ANNAPOLIS, Md. (AP) — One of the major decisions facing Maryland legislators this session is whether to cut taxes, which ones and by how much, the General Assembly’s chief budget analyst told lawmakers Tuesday.
Warren Deschenaux briefed lawmakers on the two fiscal panels that steer state spending about Republican Gov. Larry Hogan’s $42 billion budget for the next fiscal year. Lawmakers in the Democratic-led General Assembly will be working on the budget for most of the session.

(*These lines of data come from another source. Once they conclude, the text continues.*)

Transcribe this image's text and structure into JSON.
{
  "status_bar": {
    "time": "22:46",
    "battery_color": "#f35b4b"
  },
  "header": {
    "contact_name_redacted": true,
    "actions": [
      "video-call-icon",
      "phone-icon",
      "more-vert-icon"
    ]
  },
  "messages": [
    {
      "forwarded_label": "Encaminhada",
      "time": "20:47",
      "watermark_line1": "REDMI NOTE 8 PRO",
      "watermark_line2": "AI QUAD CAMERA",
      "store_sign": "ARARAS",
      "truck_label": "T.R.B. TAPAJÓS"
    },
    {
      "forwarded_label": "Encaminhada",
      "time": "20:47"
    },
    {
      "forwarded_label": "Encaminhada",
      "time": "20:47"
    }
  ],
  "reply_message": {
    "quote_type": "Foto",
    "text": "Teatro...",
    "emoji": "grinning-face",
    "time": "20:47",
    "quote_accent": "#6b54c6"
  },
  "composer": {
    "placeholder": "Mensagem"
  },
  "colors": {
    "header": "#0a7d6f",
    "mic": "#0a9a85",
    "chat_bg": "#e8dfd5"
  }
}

Hogan campaigned on cutting taxes and improving the state’s business climate, often criticizing his predecessor, former Gov. Martin O’Malley, for pushing through a wide variety of tax increases and fees, which he said scared away businesses. Hogan has proposed about $480 million in tax cuts over five years. A commission formed by the General Assembly has made its own tax-relief proposals, geared mostly to making the state more competitive with neighboring states for attracting and keeping businesses. It would add up to about $380 million, if all 14 recommendations are fully implemented.